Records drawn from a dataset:
────────
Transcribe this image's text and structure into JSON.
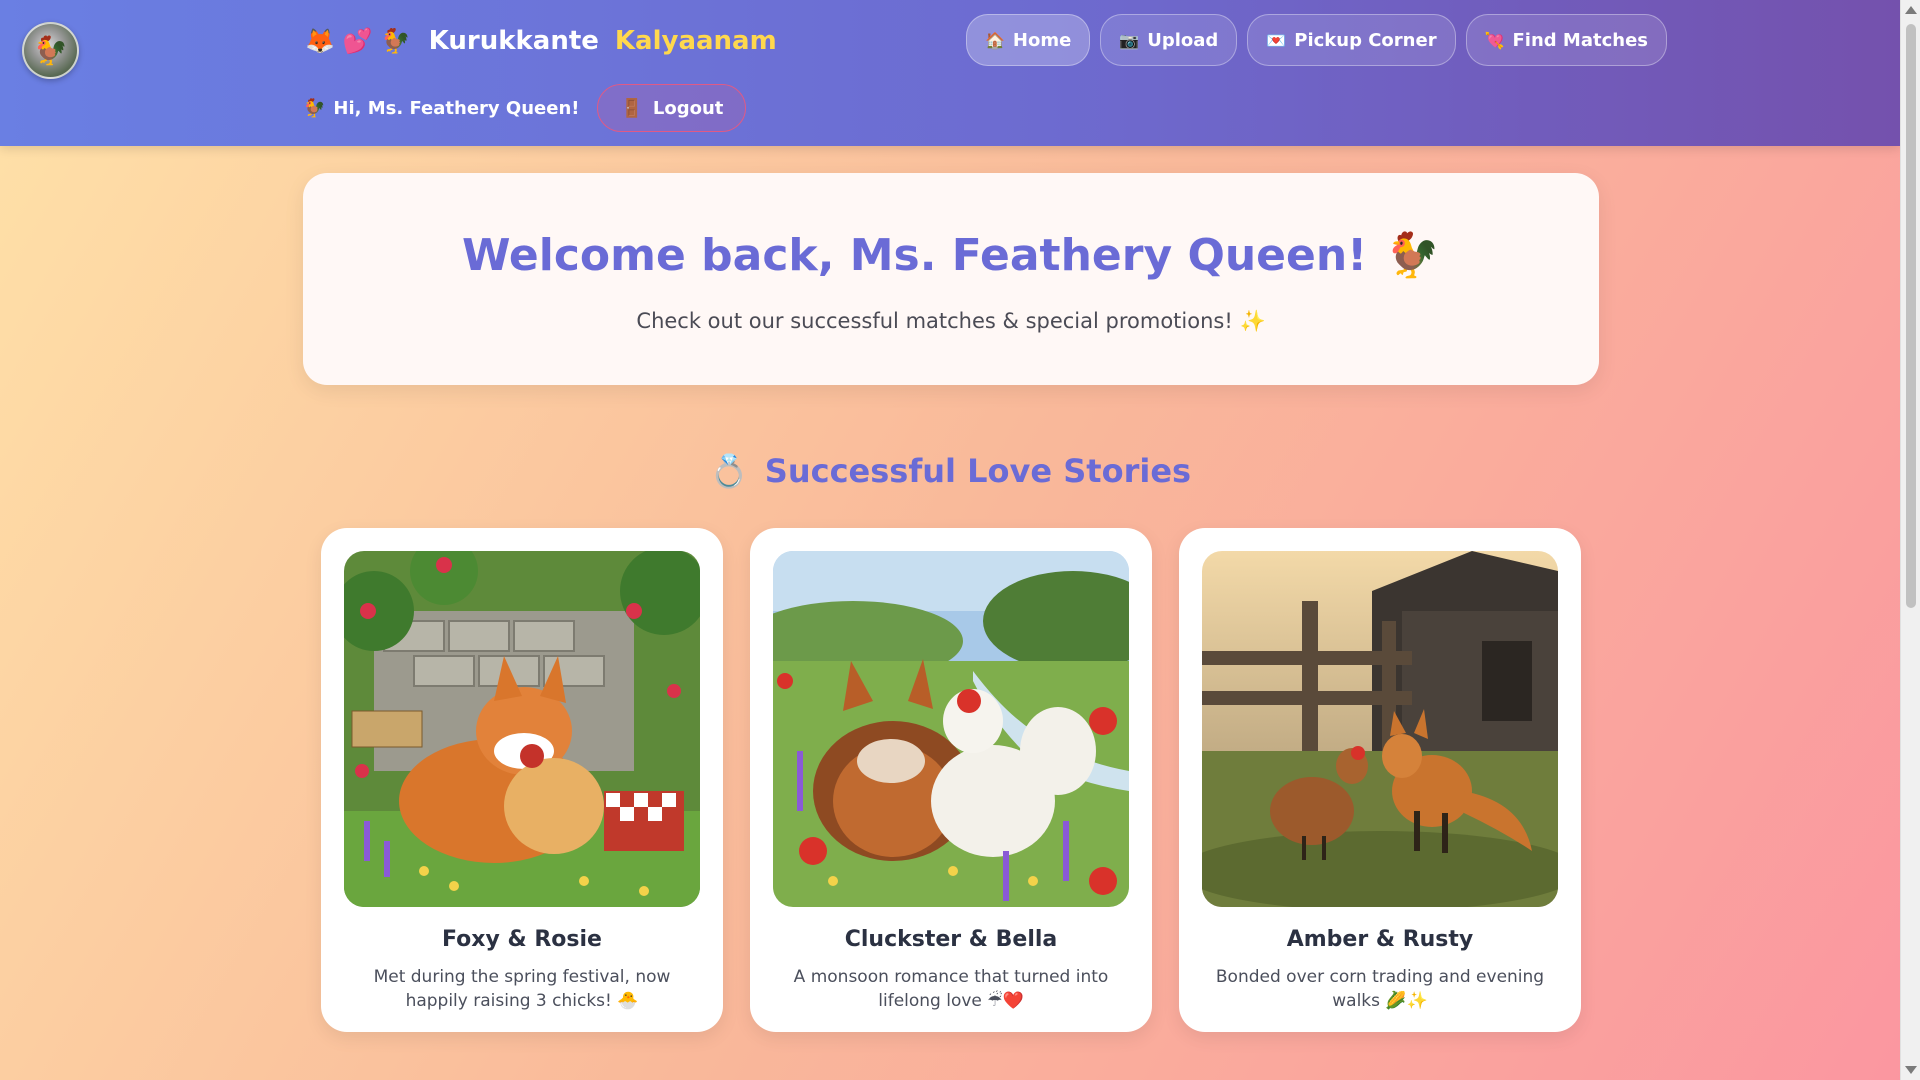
{
  "header": {
    "avatar_icon": "rooster-avatar",
    "brand_emojis": [
      "🦊",
      "💕",
      "🐓"
    ],
    "brand_title": "Kurukkante",
    "brand_accent": "Kalyaanam",
    "nav": [
      {
        "icon": "🏠",
        "label": "Home",
        "active": true
      },
      {
        "icon": "📷",
        "label": "Upload",
        "active": false
      },
      {
        "icon": "💌",
        "label": "Pickup Corner",
        "active": false
      },
      {
        "icon": "💘",
        "label": "Find Matches",
        "active": false
      }
    ],
    "greeting_icon": "🐓",
    "greeting": "Hi, Ms. Feathery Queen!",
    "logout_icon": "🚪",
    "logout_label": "Logout"
  },
  "welcome": {
    "title": "Welcome back, Ms. Feathery Queen!",
    "title_icon": "🐓",
    "subtitle": "Check out our successful matches & special promotions! ✨"
  },
  "stories": {
    "section_icon": "💍",
    "section_title": "Successful Love Stories",
    "items": [
      {
        "title": "Foxy & Rosie",
        "text": "Met during the spring festival, now happily raising 3 chicks! 🐣",
        "image": "fox-and-hen-picnic"
      },
      {
        "title": "Cluckster & Bella",
        "text": "A monsoon romance that turned into lifelong love ☔❤️",
        "image": "fox-and-hens-meadow"
      },
      {
        "title": "Amber & Rusty",
        "text": "Bonded over corn trading and evening walks 🌽✨",
        "image": "hen-and-fox-farm"
      }
    ]
  },
  "colors": {
    "header_start": "#6a7fe3",
    "header_end": "#7451ad",
    "accent": "#ffd84d",
    "title": "#6a6bd6",
    "logout_border": "#e05a86"
  }
}
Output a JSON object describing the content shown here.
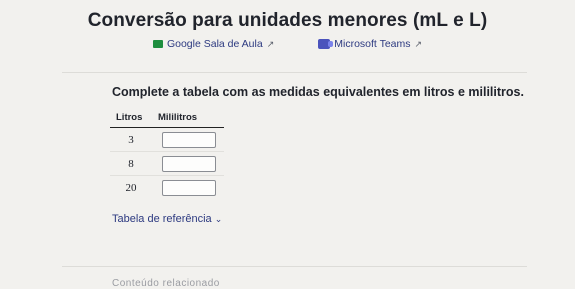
{
  "page": {
    "title": "Conversão para unidades menores (mL e L)",
    "share": [
      {
        "label": "Google Sala de Aula",
        "icon": "google-classroom-icon"
      },
      {
        "label": "Microsoft Teams",
        "icon": "microsoft-teams-icon"
      }
    ],
    "prompt": "Complete a tabela com as medidas equivalentes em litros e mililitros.",
    "table": {
      "headers": [
        "Litros",
        "Mililitros"
      ],
      "rows": [
        {
          "liters": "3",
          "ml": ""
        },
        {
          "liters": "8",
          "ml": ""
        },
        {
          "liters": "20",
          "ml": ""
        }
      ]
    },
    "reference_label": "Tabela de referência",
    "related_label": "Conteúdo relacionado"
  },
  "colors": {
    "link": "#2d3a80",
    "background": "#f2f1ee"
  }
}
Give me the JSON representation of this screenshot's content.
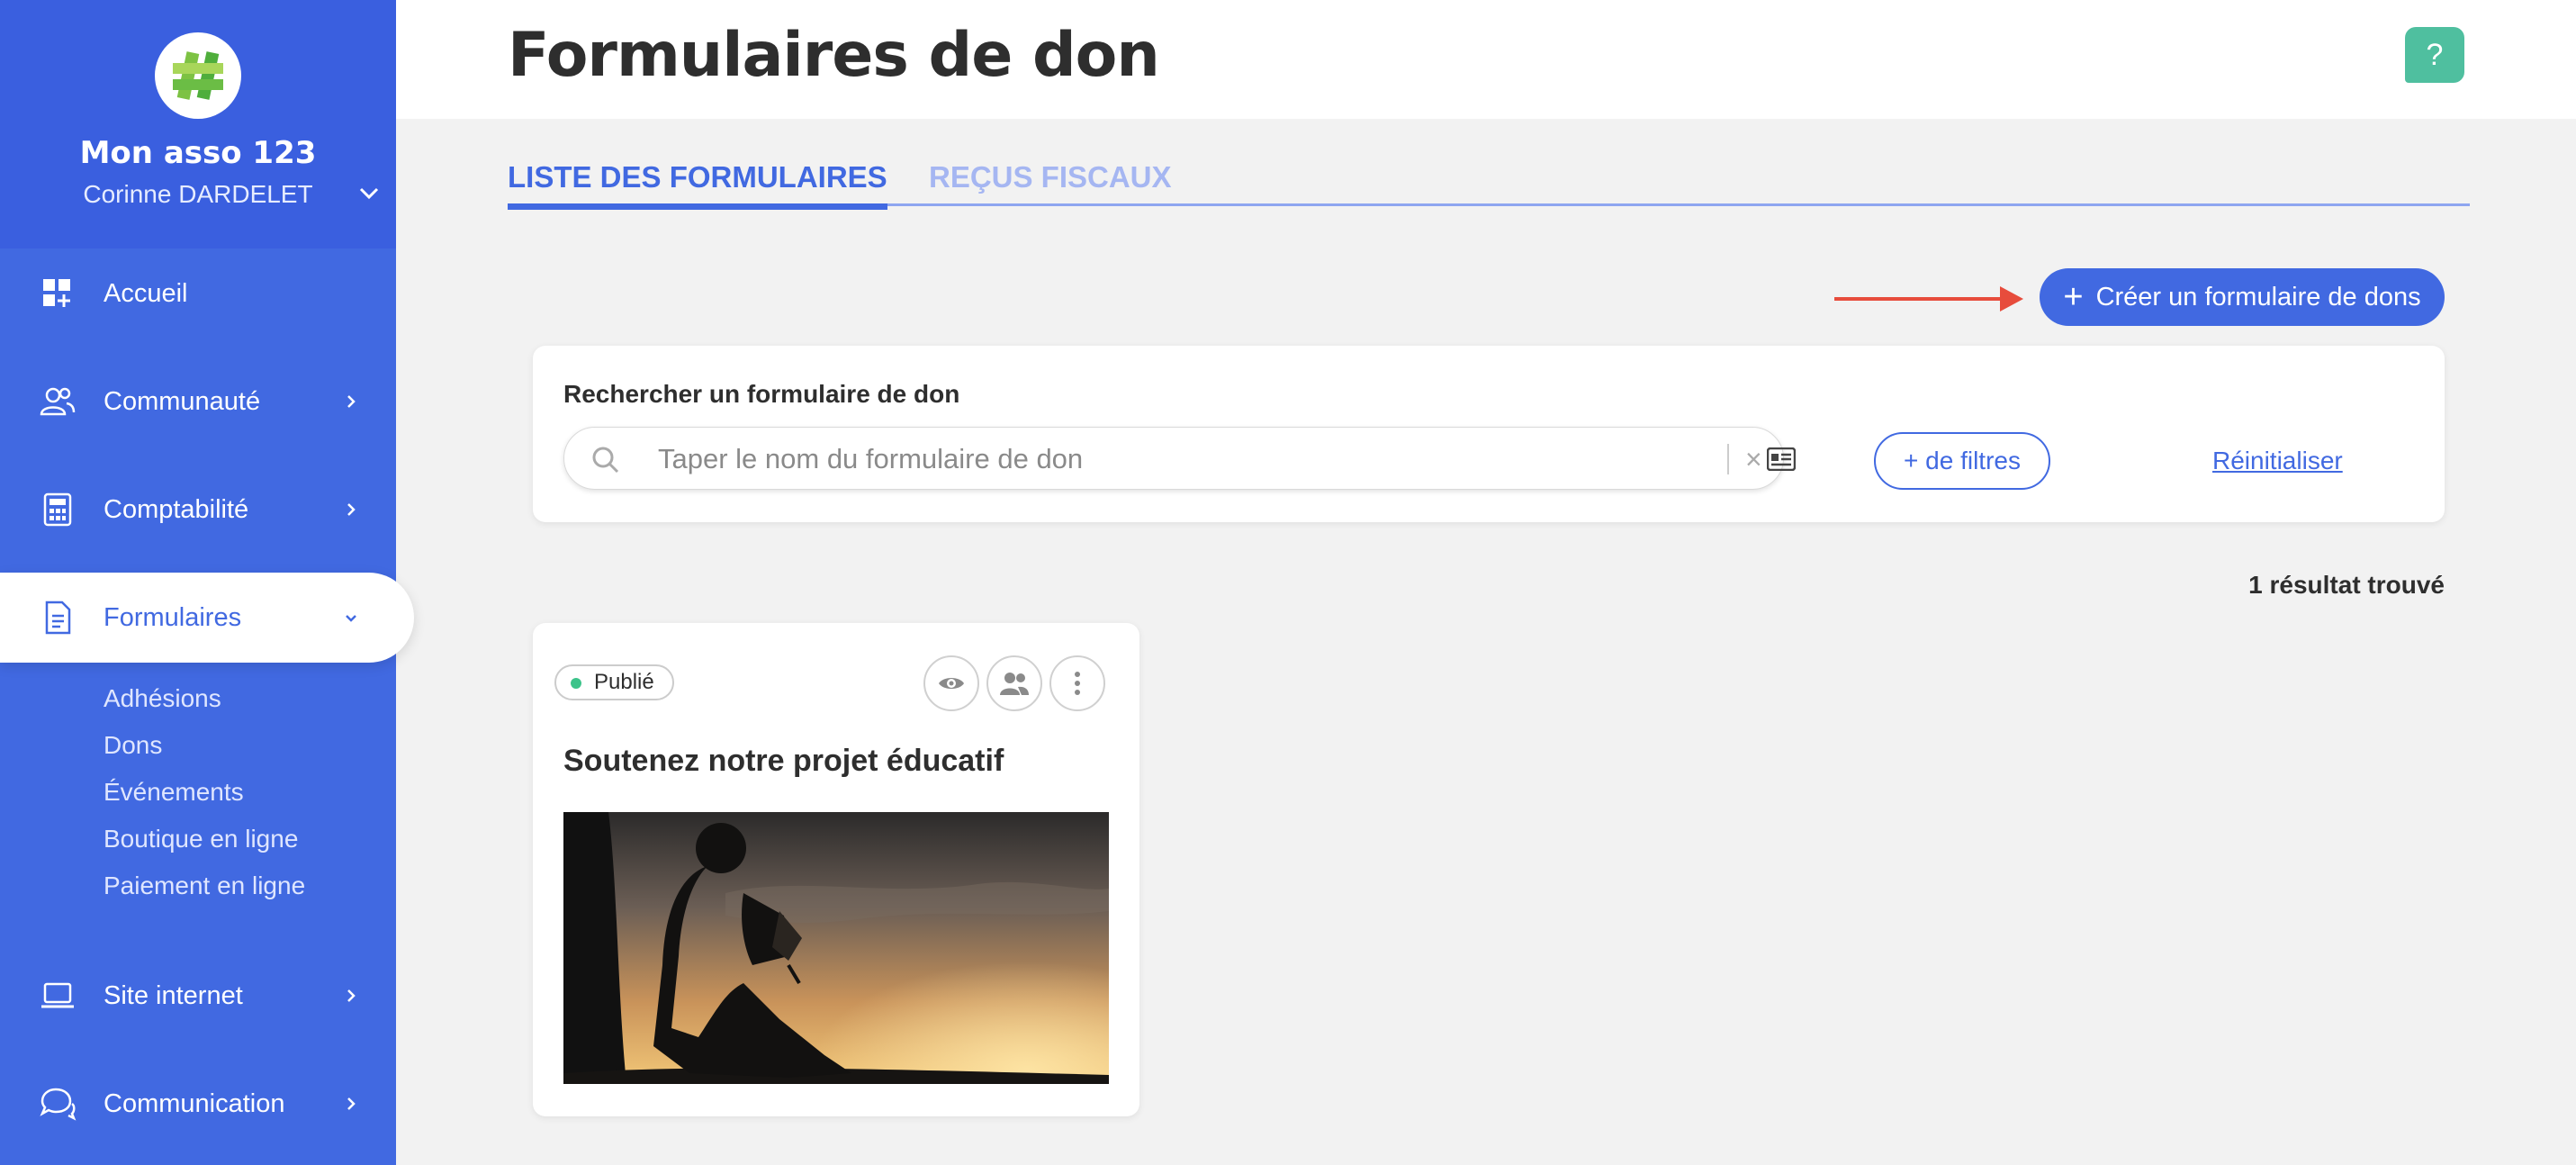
{
  "sidebar": {
    "org_name": "Mon asso 123",
    "user_name": "Corinne DARDELET",
    "items": [
      {
        "label": "Accueil",
        "icon": "dashboard-icon"
      },
      {
        "label": "Communauté",
        "icon": "users-icon"
      },
      {
        "label": "Comptabilité",
        "icon": "calculator-icon"
      },
      {
        "label": "Formulaires",
        "icon": "document-icon"
      },
      {
        "label": "Site internet",
        "icon": "laptop-icon"
      },
      {
        "label": "Communication",
        "icon": "chat-icon"
      }
    ],
    "sub_items": [
      "Adhésions",
      "Dons",
      "Événements",
      "Boutique en ligne",
      "Paiement en ligne"
    ]
  },
  "header": {
    "title": "Formulaires de don",
    "help_label": "?"
  },
  "tabs": [
    {
      "label": "LISTE DES FORMULAIRES",
      "active": true
    },
    {
      "label": "REÇUS FISCAUX",
      "active": false
    }
  ],
  "toolbar": {
    "create_label": "Créer un formulaire de dons",
    "create_plus": "+"
  },
  "search": {
    "label": "Rechercher un formulaire de don",
    "placeholder": "Taper le nom du formulaire de don",
    "clear_symbol": "×",
    "filters_label": "+ de filtres",
    "reset_label": "Réinitialiser"
  },
  "results": {
    "count_text": "1 résultat trouvé"
  },
  "form_card": {
    "status": "Publié",
    "title": "Soutenez notre projet éducatif"
  },
  "colors": {
    "primary": "#4169e1",
    "sidebar_header": "#3a5fdf",
    "success": "#3cc38a",
    "help": "#4fbf9f",
    "arrow": "#e74c3c"
  }
}
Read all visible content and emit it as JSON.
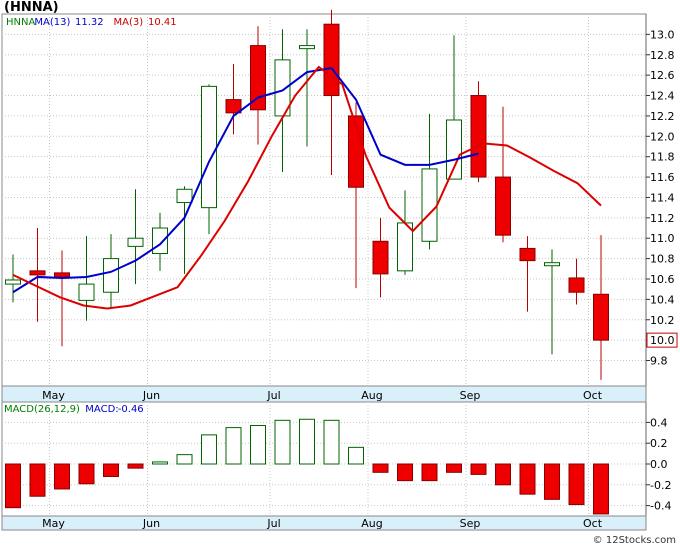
{
  "chart_data": [
    {
      "type": "candlestick",
      "title": "(HNNA)",
      "legend": [
        {
          "label": "HNNA",
          "value": "",
          "color": "#008000"
        },
        {
          "label": "MA(13)",
          "value": "11.32",
          "color": "#0000cc"
        },
        {
          "label": "MA(3)",
          "value": "10.41",
          "color": "#cc0000"
        }
      ],
      "months": [
        {
          "label": "May",
          "index": 1
        },
        {
          "label": "Jun",
          "index": 5
        },
        {
          "label": "Jul",
          "index": 10
        },
        {
          "label": "Aug",
          "index": 14
        },
        {
          "label": "Sep",
          "index": 18
        },
        {
          "label": "Oct",
          "index": 23
        }
      ],
      "ylim": [
        9.55,
        13.2
      ],
      "y_ticks": [
        "9.8",
        "10.0",
        "10.2",
        "10.4",
        "10.6",
        "10.8",
        "11.0",
        "11.2",
        "11.4",
        "11.6",
        "11.8",
        "12.0",
        "12.2",
        "12.4",
        "12.6",
        "12.8",
        "13.0"
      ],
      "last_price": "10.0",
      "grid": true,
      "candles": [
        {
          "o": 10.55,
          "h": 10.84,
          "l": 10.37,
          "c": 10.59
        },
        {
          "o": 10.68,
          "h": 11.1,
          "l": 10.18,
          "c": 10.64
        },
        {
          "o": 10.66,
          "h": 10.88,
          "l": 9.94,
          "c": 10.62
        },
        {
          "o": 10.39,
          "h": 11.02,
          "l": 10.19,
          "c": 10.55
        },
        {
          "o": 10.47,
          "h": 11.04,
          "l": 10.31,
          "c": 10.8
        },
        {
          "o": 10.92,
          "h": 11.48,
          "l": 10.55,
          "c": 11.0
        },
        {
          "o": 10.85,
          "h": 11.25,
          "l": 10.68,
          "c": 11.1
        },
        {
          "o": 11.35,
          "h": 11.51,
          "l": 10.65,
          "c": 11.48
        },
        {
          "o": 11.3,
          "h": 12.51,
          "l": 11.04,
          "c": 12.49
        },
        {
          "o": 12.36,
          "h": 12.71,
          "l": 12.02,
          "c": 12.23
        },
        {
          "o": 12.89,
          "h": 13.08,
          "l": 11.92,
          "c": 12.26
        },
        {
          "o": 12.2,
          "h": 13.05,
          "l": 11.65,
          "c": 12.75
        },
        {
          "o": 12.86,
          "h": 13.05,
          "l": 11.9,
          "c": 12.89
        },
        {
          "o": 13.1,
          "h": 13.24,
          "l": 11.62,
          "c": 12.4
        },
        {
          "o": 12.2,
          "h": 12.33,
          "l": 10.51,
          "c": 11.5
        },
        {
          "o": 10.97,
          "h": 11.2,
          "l": 10.42,
          "c": 10.65
        },
        {
          "o": 10.68,
          "h": 11.47,
          "l": 10.64,
          "c": 11.15
        },
        {
          "o": 10.97,
          "h": 12.22,
          "l": 10.89,
          "c": 11.68
        },
        {
          "o": 11.58,
          "h": 12.99,
          "l": 11.59,
          "c": 12.16
        },
        {
          "o": 12.4,
          "h": 12.54,
          "l": 11.55,
          "c": 11.6
        },
        {
          "o": 11.6,
          "h": 12.29,
          "l": 10.96,
          "c": 11.03
        },
        {
          "o": 10.9,
          "h": 11.02,
          "l": 10.28,
          "c": 10.78
        },
        {
          "o": 10.73,
          "h": 10.89,
          "l": 9.86,
          "c": 10.76
        },
        {
          "o": 10.61,
          "h": 10.8,
          "l": 10.35,
          "c": 10.47
        },
        {
          "o": 10.45,
          "h": 11.03,
          "l": 9.61,
          "c": 10.0
        }
      ],
      "series": [
        {
          "name": "MA(13)",
          "color": "#0000cc",
          "start": 0,
          "end": 13,
          "values": [
            10.47,
            10.62,
            10.61,
            10.62,
            10.67,
            10.78,
            10.94,
            11.2,
            11.75,
            12.2,
            12.38,
            12.45,
            12.63,
            12.67
          ]
        },
        {
          "name": "MA(3)",
          "color": "#dd0000",
          "start": 0,
          "end": 24,
          "values": [
            10.64,
            10.53,
            10.42,
            10.34,
            10.31,
            10.34,
            10.43,
            10.52,
            10.83,
            11.17,
            11.56,
            12.0,
            12.4,
            12.68,
            12.51,
            11.81,
            11.3,
            11.07,
            11.31,
            11.82,
            11.93,
            11.91,
            11.79,
            11.66,
            11.54,
            11.32
          ]
        },
        {
          "name": "MA(13) recent",
          "color": "#0000cc",
          "start": 13,
          "end": 19,
          "values": [
            12.67,
            12.36,
            11.82,
            11.72,
            11.72,
            11.77,
            11.83
          ]
        }
      ]
    },
    {
      "type": "bar",
      "title": "MACD(26,12,9)",
      "legend": [
        {
          "label": "MACD(26,12,9)",
          "value": "",
          "color": "#008000"
        },
        {
          "label": "MACD:",
          "value": "-0.46",
          "color": "#0000cc"
        }
      ],
      "ylim": [
        -0.5,
        0.5
      ],
      "y_ticks": [
        "0.4",
        "0.2",
        "0.0",
        "-0.2",
        "-0.4"
      ],
      "values": [
        -0.42,
        -0.31,
        -0.24,
        -0.19,
        -0.12,
        -0.04,
        0.02,
        0.09,
        0.28,
        0.35,
        0.37,
        0.42,
        0.43,
        0.42,
        0.16,
        -0.08,
        -0.16,
        -0.16,
        -0.08,
        -0.1,
        -0.2,
        -0.29,
        -0.34,
        -0.39,
        -0.48
      ]
    }
  ],
  "x_axis": {
    "months": [
      "May",
      "Jun",
      "Jul",
      "Aug",
      "Sep",
      "Oct"
    ]
  },
  "watermark": "© 12Stocks.com"
}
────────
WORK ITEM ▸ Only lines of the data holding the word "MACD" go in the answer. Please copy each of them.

YOUR RESPONSE ▸
      "title": "MACD(26,12,9)",
          "label": "MACD(26,12,9)",
          "label": "MACD:",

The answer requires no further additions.